* WORK ORDER *
Where the line containing "Enumerate this screenshot's" appears, start repeating, and continue exactly through the last line below, adding nothing. Include no pictures.

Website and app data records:
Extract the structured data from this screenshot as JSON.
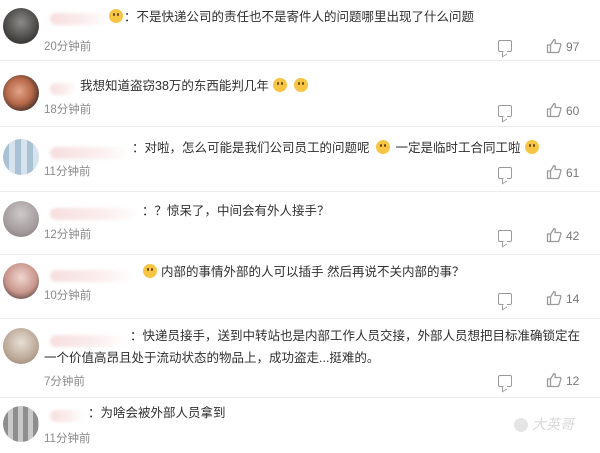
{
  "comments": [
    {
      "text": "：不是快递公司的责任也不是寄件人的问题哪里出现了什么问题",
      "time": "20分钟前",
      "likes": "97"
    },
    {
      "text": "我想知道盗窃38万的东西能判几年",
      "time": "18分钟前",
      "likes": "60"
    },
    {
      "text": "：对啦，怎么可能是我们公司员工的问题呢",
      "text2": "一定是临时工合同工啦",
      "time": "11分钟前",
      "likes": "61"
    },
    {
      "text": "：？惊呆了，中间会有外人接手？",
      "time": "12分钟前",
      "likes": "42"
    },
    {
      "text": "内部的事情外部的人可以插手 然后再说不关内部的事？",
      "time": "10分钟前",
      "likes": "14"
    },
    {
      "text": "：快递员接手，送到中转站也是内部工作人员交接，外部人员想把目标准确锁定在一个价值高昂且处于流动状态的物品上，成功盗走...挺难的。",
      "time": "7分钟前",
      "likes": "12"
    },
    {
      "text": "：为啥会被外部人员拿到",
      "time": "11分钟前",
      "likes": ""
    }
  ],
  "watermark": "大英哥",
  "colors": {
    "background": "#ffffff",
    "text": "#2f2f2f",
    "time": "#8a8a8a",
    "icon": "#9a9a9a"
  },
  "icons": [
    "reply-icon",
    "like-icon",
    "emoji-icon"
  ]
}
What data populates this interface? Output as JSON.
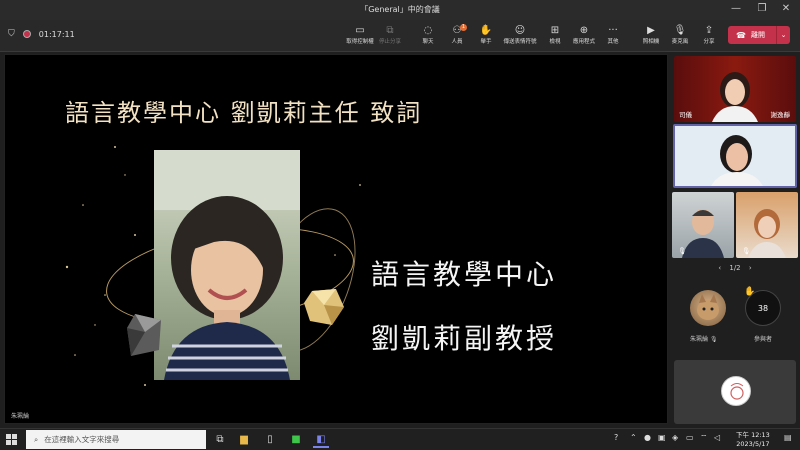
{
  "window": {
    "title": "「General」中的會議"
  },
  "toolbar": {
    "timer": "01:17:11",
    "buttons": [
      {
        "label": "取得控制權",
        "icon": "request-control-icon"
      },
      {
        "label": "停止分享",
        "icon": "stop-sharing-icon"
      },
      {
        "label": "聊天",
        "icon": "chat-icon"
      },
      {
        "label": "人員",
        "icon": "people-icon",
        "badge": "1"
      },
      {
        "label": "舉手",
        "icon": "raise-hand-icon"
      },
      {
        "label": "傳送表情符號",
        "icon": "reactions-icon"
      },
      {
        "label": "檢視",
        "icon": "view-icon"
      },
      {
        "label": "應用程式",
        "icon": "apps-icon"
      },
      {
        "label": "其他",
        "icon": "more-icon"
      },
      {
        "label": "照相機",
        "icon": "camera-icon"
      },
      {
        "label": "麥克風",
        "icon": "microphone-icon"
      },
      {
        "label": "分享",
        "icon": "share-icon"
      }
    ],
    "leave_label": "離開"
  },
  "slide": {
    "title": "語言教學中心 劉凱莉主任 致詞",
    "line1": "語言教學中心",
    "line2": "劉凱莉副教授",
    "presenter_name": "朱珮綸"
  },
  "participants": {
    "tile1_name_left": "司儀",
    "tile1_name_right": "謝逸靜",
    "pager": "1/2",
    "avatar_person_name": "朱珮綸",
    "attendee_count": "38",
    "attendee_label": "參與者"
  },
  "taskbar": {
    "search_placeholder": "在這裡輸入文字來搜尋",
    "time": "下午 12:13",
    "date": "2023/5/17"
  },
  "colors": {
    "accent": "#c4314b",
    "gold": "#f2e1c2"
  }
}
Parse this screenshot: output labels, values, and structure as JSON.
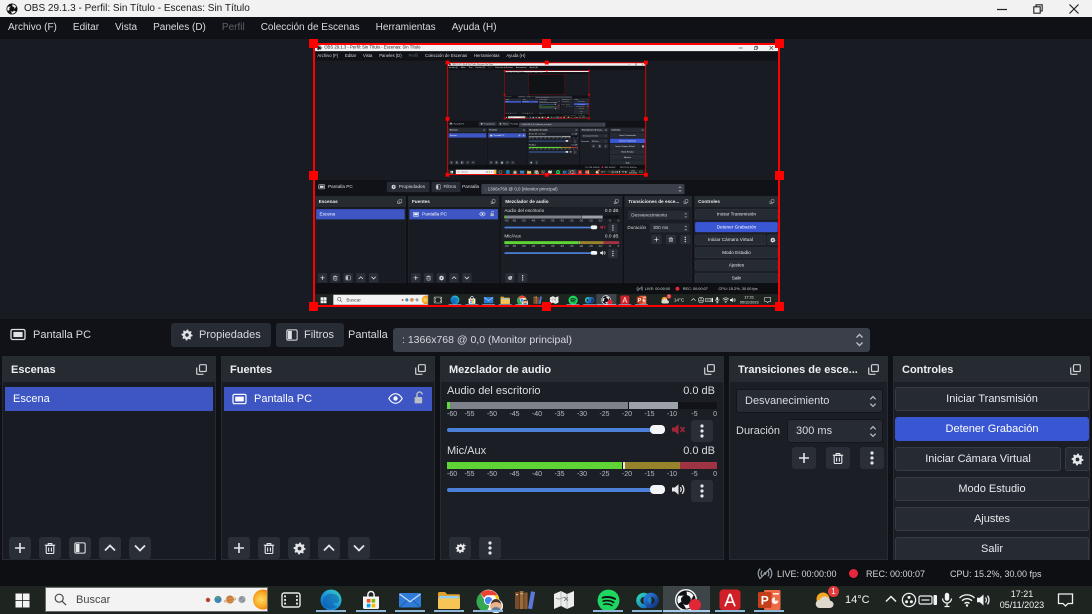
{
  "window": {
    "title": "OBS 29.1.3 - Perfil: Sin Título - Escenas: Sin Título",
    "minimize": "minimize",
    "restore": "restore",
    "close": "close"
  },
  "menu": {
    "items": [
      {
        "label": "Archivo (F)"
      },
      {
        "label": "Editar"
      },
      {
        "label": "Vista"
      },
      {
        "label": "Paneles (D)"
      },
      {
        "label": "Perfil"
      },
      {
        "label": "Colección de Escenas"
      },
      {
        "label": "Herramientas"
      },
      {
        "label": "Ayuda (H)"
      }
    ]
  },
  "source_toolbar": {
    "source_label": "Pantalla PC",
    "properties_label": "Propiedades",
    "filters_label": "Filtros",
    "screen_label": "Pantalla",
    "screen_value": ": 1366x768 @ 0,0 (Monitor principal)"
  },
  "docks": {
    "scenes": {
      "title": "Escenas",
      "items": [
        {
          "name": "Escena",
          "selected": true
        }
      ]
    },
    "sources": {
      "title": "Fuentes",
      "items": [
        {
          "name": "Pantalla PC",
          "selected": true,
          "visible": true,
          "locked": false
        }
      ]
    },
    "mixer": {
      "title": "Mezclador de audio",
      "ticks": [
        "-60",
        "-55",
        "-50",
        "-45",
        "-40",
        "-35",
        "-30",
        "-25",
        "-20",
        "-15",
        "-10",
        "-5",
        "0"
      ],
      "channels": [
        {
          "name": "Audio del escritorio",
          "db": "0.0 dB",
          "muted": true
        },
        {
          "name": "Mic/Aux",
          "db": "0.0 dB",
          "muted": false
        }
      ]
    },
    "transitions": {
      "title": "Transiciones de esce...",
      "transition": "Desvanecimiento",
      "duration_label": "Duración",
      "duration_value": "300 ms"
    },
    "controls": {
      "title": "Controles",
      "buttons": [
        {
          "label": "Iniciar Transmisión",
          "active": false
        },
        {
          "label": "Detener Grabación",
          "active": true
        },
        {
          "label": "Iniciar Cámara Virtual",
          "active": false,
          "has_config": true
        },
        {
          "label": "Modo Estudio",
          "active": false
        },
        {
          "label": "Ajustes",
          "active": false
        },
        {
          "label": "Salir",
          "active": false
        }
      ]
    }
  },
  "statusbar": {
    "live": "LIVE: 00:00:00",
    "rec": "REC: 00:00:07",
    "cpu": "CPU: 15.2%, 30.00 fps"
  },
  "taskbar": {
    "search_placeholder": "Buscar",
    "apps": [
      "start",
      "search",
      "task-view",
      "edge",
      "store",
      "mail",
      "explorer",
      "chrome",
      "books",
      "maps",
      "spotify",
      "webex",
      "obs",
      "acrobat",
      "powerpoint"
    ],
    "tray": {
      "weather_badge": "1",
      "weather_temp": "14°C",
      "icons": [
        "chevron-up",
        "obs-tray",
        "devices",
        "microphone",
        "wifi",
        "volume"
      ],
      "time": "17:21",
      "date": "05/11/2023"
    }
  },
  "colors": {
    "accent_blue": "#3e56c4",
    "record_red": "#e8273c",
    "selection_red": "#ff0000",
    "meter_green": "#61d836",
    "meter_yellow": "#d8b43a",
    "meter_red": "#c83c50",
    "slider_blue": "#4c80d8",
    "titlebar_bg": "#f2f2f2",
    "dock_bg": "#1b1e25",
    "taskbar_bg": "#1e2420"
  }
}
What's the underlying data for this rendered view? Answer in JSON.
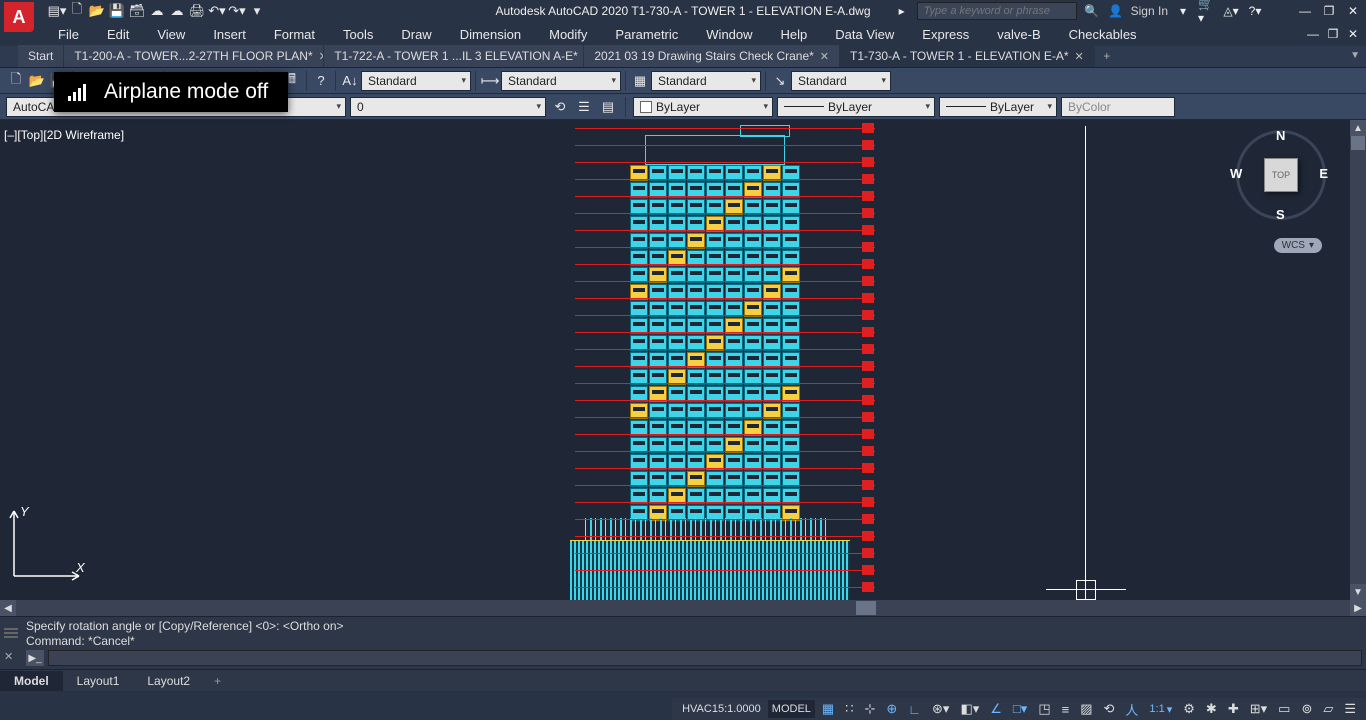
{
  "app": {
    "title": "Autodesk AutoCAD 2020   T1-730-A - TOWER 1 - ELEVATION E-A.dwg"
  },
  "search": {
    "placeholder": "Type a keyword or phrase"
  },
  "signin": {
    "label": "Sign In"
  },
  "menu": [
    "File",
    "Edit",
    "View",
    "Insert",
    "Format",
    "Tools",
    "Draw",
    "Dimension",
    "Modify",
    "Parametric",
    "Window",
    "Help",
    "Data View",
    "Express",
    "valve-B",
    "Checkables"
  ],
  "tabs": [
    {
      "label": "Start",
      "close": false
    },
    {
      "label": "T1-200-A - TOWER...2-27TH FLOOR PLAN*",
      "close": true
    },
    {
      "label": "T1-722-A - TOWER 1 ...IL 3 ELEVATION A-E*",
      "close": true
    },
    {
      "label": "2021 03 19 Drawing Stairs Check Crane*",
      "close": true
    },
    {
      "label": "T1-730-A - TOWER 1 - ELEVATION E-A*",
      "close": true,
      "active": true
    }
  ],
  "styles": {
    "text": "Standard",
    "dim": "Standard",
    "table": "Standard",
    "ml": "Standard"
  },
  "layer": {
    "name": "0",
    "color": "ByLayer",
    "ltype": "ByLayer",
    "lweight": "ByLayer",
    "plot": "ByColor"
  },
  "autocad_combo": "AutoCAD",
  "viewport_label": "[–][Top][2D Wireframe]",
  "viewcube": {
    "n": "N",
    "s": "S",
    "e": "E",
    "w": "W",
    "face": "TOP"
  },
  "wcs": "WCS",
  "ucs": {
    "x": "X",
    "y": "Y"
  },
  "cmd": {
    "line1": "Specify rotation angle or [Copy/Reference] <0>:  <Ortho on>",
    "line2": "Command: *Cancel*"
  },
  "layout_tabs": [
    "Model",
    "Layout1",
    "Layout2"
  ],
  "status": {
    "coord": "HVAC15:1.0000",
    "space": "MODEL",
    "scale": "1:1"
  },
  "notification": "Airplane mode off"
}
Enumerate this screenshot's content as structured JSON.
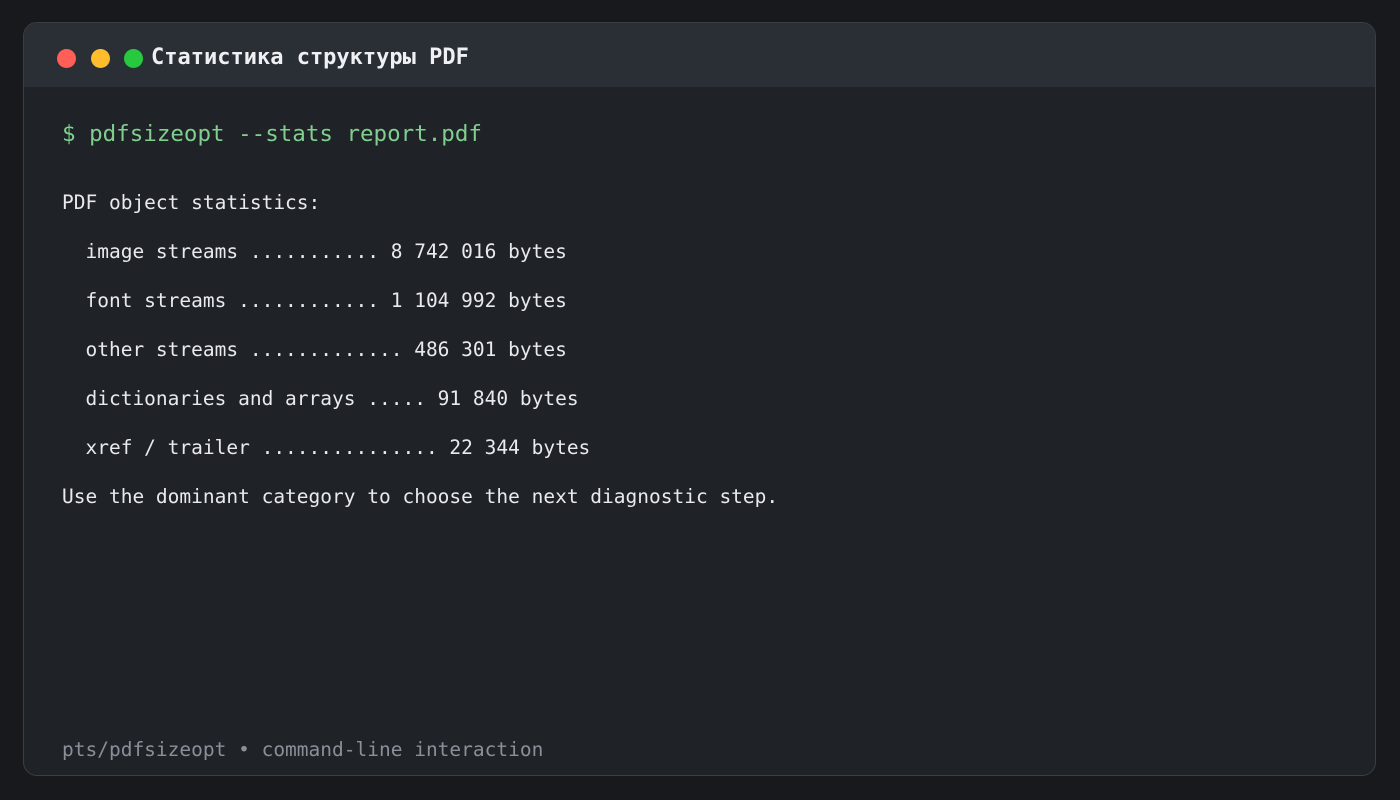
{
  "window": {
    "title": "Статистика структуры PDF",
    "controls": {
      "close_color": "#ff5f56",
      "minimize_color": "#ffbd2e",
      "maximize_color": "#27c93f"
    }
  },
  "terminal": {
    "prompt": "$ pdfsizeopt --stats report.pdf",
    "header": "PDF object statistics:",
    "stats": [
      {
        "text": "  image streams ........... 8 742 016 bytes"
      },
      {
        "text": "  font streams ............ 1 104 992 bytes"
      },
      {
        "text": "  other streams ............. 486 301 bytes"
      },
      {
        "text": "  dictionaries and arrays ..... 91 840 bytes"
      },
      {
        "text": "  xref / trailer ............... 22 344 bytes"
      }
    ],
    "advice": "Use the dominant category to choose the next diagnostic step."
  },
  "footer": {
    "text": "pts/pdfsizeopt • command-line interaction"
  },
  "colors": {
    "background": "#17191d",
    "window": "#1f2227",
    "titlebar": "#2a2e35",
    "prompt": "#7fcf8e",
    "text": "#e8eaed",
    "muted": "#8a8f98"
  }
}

* RESULT BELOW *
Enumerate this screenshot's content as structured JSON.
{
  "window": {
    "title": "Статистика структуры PDF",
    "controls": {
      "close_color": "#ff5f56",
      "minimize_color": "#ffbd2e",
      "maximize_color": "#27c93f"
    }
  },
  "terminal": {
    "prompt": "$ pdfsizeopt --stats report.pdf",
    "header": "PDF object statistics:",
    "stats": [
      {
        "text": "  image streams ........... 8 742 016 bytes"
      },
      {
        "text": "  font streams ............ 1 104 992 bytes"
      },
      {
        "text": "  other streams ............. 486 301 bytes"
      },
      {
        "text": "  dictionaries and arrays ..... 91 840 bytes"
      },
      {
        "text": "  xref / trailer ............... 22 344 bytes"
      }
    ],
    "advice": "Use the dominant category to choose the next diagnostic step."
  },
  "footer": {
    "text": "pts/pdfsizeopt • command-line interaction"
  },
  "colors": {
    "background": "#17191d",
    "window": "#1f2227",
    "titlebar": "#2a2e35",
    "prompt": "#7fcf8e",
    "text": "#e8eaed",
    "muted": "#8a8f98"
  }
}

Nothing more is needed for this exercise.